While stdint.h provides most of the base types that I want to use, there is one obvious one that is missing. C itself does not define a boolean type, but C99 defines stdbool.h which has the type bool and the value true and false. These are very basic types that I wish were built directly into the compiler. Unfortunately MS C does not come with stdbool.h. Even though its only a couple of lines in length. I’ve seen arguments on the Internet about whether a boolean type is required or useful. Some people think not, but I personally like them. Although the type is nothing special, its in fact just an int or a char probably, the usage of the type is different from a regular integer. Having an explicit type makes code clearer what its use is. For example if I have a function that returns a success that can only have two states (success, or not success), then having the return type a bool is far more clear than having the return an int. If its an int I’m going to wonder what possible values it could return are, maybe it returns different error codes. With a bool return type I can see that it simply returns a true/false state.

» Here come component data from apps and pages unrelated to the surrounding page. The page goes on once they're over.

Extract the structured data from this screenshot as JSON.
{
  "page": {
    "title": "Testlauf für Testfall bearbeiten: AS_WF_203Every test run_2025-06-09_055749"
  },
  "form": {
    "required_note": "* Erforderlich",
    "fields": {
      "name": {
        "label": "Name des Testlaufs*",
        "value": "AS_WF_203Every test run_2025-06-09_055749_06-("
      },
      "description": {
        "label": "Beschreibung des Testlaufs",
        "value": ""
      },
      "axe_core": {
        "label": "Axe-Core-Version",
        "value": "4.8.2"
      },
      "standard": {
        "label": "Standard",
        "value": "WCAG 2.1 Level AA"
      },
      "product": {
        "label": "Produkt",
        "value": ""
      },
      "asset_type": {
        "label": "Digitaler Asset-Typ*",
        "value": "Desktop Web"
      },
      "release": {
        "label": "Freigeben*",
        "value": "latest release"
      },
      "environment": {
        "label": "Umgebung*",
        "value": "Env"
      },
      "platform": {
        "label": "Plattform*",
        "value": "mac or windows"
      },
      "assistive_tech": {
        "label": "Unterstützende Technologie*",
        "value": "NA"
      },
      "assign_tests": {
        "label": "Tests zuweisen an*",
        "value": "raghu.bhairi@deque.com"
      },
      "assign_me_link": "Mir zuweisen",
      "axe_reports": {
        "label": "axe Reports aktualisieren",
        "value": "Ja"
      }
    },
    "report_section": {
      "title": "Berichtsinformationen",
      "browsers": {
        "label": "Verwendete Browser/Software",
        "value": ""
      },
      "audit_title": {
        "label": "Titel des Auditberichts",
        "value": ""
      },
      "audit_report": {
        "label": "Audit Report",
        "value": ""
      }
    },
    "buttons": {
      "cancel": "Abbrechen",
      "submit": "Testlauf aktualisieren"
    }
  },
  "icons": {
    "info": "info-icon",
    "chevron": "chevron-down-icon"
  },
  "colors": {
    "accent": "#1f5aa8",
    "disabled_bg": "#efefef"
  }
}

Because MSVC doesn’t contain stdbool.h I resisted using it initially with these projects. But I have decided its just too useful to ignore. So I have extended my build environment to have my own version of stdbool.h which is only used on Windows builds. Most of the core library cryptographic functions won’t use bool anyway, but some of the other projects will. This does mean there is one slight dependency when working in Windows, and thats the stdbool.h file I’ve added. It will be very easy for anyone to remove that dependency though. Simply replace bool with int, false with 0, true with 1, and remove #include <stdbool.h>. This could even be done with a very simple script.

The contents of my stdbool.h file are as follows:

#ifndef _STDBOOL_H_
#define _STDBOOL_H_

#ifndef __cplusplus
#ifndef __bool_true_false_are_defined

typedef int     bool;
#define true    1
#define false   0

#define __bool_true_false_are_defined

#endif //__bool_true_false_are_defined
#endif //__cplusplus

#endif //_STDBOOL_H_

The __bool_true_false_are_defined definition is part of the C99 standard. So I check that and don’t redefine if its already set. Additionally I make a check that its not C++ because C++ natively has bool, false, and true.